While commercial building permits are a product of the business cycle, they’re not always a good indicator of economic health. That’s what the first half of this year looked like on a Tri-Cities regional basis. A drill down to the county level is another story.
New commercial building permits in the Tri-Cities metro area were down 16% during the first half of 2017 and permit values declined from $178.7 million to $114.8 million. Sullivan County saw the lion’s share of the regional decline, while activity in Washington County was flat. The other counties in the region – except Washington Co. VA – saw new permit increases.
The only East Tennessee metro region monitored by The Market Edge’s Commercial Building Permit Trend Report that had a permit and value growth was Knoxville. Permits were up 6.6% and permit values up 5%.
Chattanooga permits were down 28.7% while values were down 31%.
The Tri-Cities region had 301 new permits compared to 360 during the first half of 2016 – a 16.4% decline.
The nearby Asheville market saw an 11% decline in permit value and a 43% drop in the number of permits.
If new commercial permits seem to lag the economy consider this.
Real Gross Domestic Product in the three-county Johnson City Metropolitan Statistical Area (MSA) is approaching its pre-recession high while it’s declining in the four-county Kingsport-Bristol MSA. The most recent measure by the National Association of Counties (NACo) listed economic output recovered in only one NE Tenn. county – Washington. In the SW VA portion of the Tri-Cities Washington, Wise and Lee had a recovered status. That doesn’t mean local economies are in the tank. But some are still in the recovery stage and continue to wrestle with the conversion of a manufacturing based economy to a service economy.
Here’s a quick, broad recap of just two sectors that are drivers for commercial real estate property and permit activity.
Retail sales – as measured by retail sales tax collections – have steadily increased in the Tri-Cities. Much of it fueled by lower gasoline prices.

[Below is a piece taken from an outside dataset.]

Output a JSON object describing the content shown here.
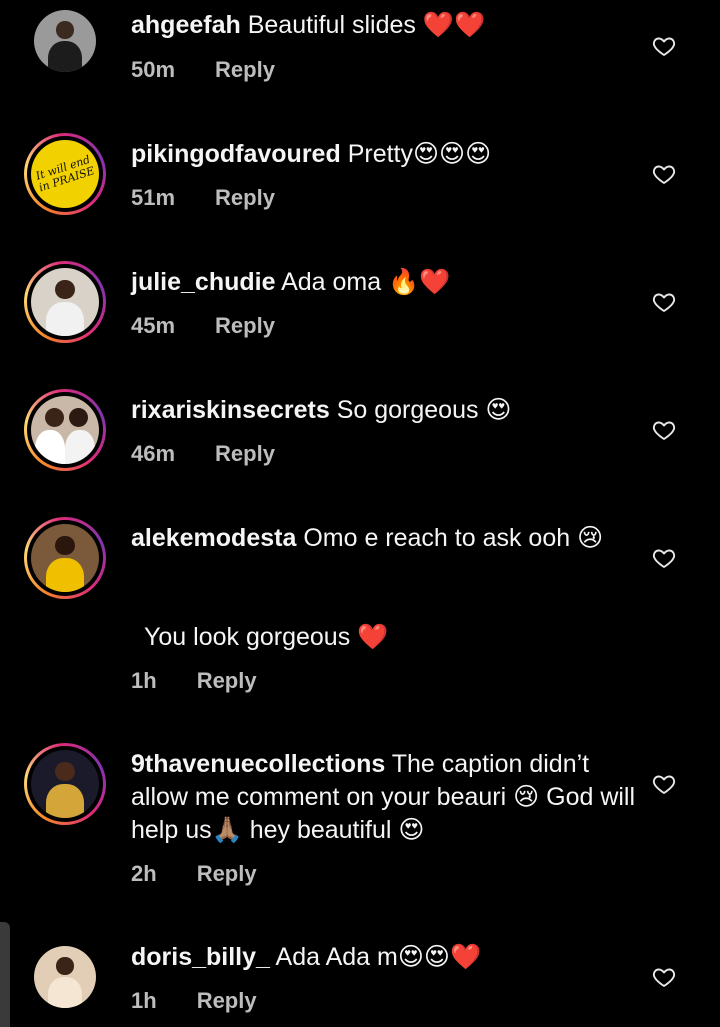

Like most of the U.S., the Tri-Cities has an abundance of retail space – five time the average in Europe. But much of it isn’t where retailers want to be, or it isn’t suitable for what they want. This has accelerated with the increasing dominance of national retail outlets. E-commerce has taken a toll on brick-and-mortar outlets and retailer are become pickier and picker.

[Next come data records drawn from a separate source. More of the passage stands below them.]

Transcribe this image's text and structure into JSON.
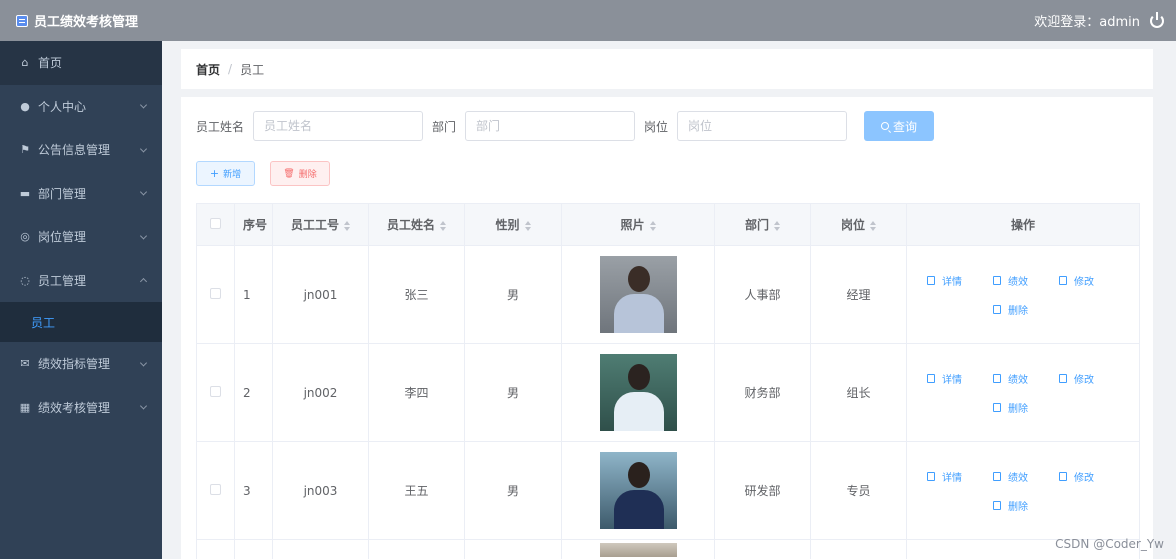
{
  "header": {
    "title": "员工绩效考核管理",
    "welcome": "欢迎登录：admin"
  },
  "sidebar": {
    "items": [
      {
        "label": "首页",
        "icon": "home-icon",
        "has_arrow": false
      },
      {
        "label": "个人中心",
        "icon": "user-icon",
        "has_arrow": true
      },
      {
        "label": "公告信息管理",
        "icon": "flag-icon",
        "has_arrow": true
      },
      {
        "label": "部门管理",
        "icon": "chat-icon",
        "has_arrow": true
      },
      {
        "label": "岗位管理",
        "icon": "compass-icon",
        "has_arrow": true
      },
      {
        "label": "员工管理",
        "icon": "loading-icon",
        "has_arrow": true,
        "expanded": true
      },
      {
        "label": "绩效指标管理",
        "icon": "mail-icon",
        "has_arrow": true
      },
      {
        "label": "绩效考核管理",
        "icon": "grid-icon",
        "has_arrow": true
      }
    ],
    "submenu": {
      "label": "员工"
    }
  },
  "breadcrumb": {
    "home": "首页",
    "separator": "/",
    "current": "员工"
  },
  "search": {
    "name_label": "员工姓名",
    "name_placeholder": "员工姓名",
    "dept_label": "部门",
    "dept_placeholder": "部门",
    "post_label": "岗位",
    "post_placeholder": "岗位",
    "query_label": "查询"
  },
  "actions": {
    "add_label": "新增",
    "delete_label": "删除"
  },
  "table": {
    "headers": [
      "序号",
      "员工工号",
      "员工姓名",
      "性别",
      "照片",
      "部门",
      "岗位",
      "操作"
    ],
    "rows": [
      {
        "index": "1",
        "emp_no": "jn001",
        "name": "张三",
        "gender": "男",
        "department": "人事部",
        "post": "经理"
      },
      {
        "index": "2",
        "emp_no": "jn002",
        "name": "李四",
        "gender": "男",
        "department": "财务部",
        "post": "组长"
      },
      {
        "index": "3",
        "emp_no": "jn003",
        "name": "王五",
        "gender": "男",
        "department": "研发部",
        "post": "专员"
      }
    ],
    "ops": {
      "detail": "详情",
      "perf": "绩效",
      "edit": "修改",
      "delete": "删除"
    }
  },
  "watermark": "CSDN @Coder_Yw",
  "colors": {
    "sidebar_bg": "#304156",
    "header_bg": "#8a9099",
    "accent": "#409eff",
    "danger": "#f56c6c"
  }
}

In Sullivan County, the Pinnacle effect has shifted retail activity and demand away from Kingsport to Bristol. Simply put, the Pinnacle had prime sites available and the retail traffic to support them at a time when some retailers were cutting back on the number of stores due to the e-commerce pinch. It has had very little effect on the Johnson City metro retail market. And now that the first phase of the Pinnacle is built out, developer Steve Johnson says it’s time to look at something other than more retail for Phase 2.
Jerry Petzoldt, CEO and General Manager of the TCI Group, said national companies continuously look at our area, but they won’t accept secondary sites. He thinks some of the lack of retail expansion is a direct result of the local lack of prime sites.
Consumers are expected to continue powering the local economy because unemployment is low and many households are in decent shape. Rising home prices, a booming new home sector, strong job growth and higher wages are making a big difference in Washington County. But even outside that growth area, many people feel better about local economies. Nationwide retail spending growth is expected, but not enough to prevent more brick-and-mortar stores from closing.
However, there are signs of consumer fatigue while low private sector wages and underemployment continue to take a toll on the region – especially the Kingsport-Bristol MSA. That doesn’t mean retail in Kingsport-Bristol is not expanding because it is. But the expansion has taken a backseat to the region’s growth centers.
New construction took off with Sullivan County’s late entry in the what Washington County and Johnson City has enjoyed for the past three years. Currently, that market looks stable. Shane Abraham, founder and operating principal of Universal Development & Construction, says the Washington County, Johnson City apartment supply-demand situation is more balanced than he’s seen. Of course, there are some small pockets of underserved demand, but the balance looks stable. The biggest challenge he sees for the region is wage stagnation.
That’s something where the Johnson City MSA has an edge on its neighbor to the north. Private sector wages in the Johnson City metro area have increased at a higher rate than the national rate increase every month this year. At the same time, Kingsport-Bristol is experiencing a steep decline. The primary drivers are wage stagnation, underemployment and a rapidly aging labor force adding to an already waning lower labor participation force.
Unlike Washington County, the Sullivan County’s apartment supply-demand situation is anything but stable. Property managers are dealing with the infusion of new units. Even though the trend toward renting is strong, some complexes are seeing lower occupancy rates and attractive incentives are being offered by newer projects. There’s no indication that the expanded apartment inventory is attracting new residents as intended, but there has been a shift of residents from one complex to another. Some managers think the real affect is too much apartment inventory for too little demand.
Here’s a comparison of new commercial permits during the first half of this year compared to the same period last year:
Carter – 21, up 3.
Greene – 44, up 4.
Hawkins – 12, up 7.
Sullivan – 85, down 57.
Washington TN – 102, down 1.
Scott VA – 7 – up 1.
Washington VA 30 – down 16.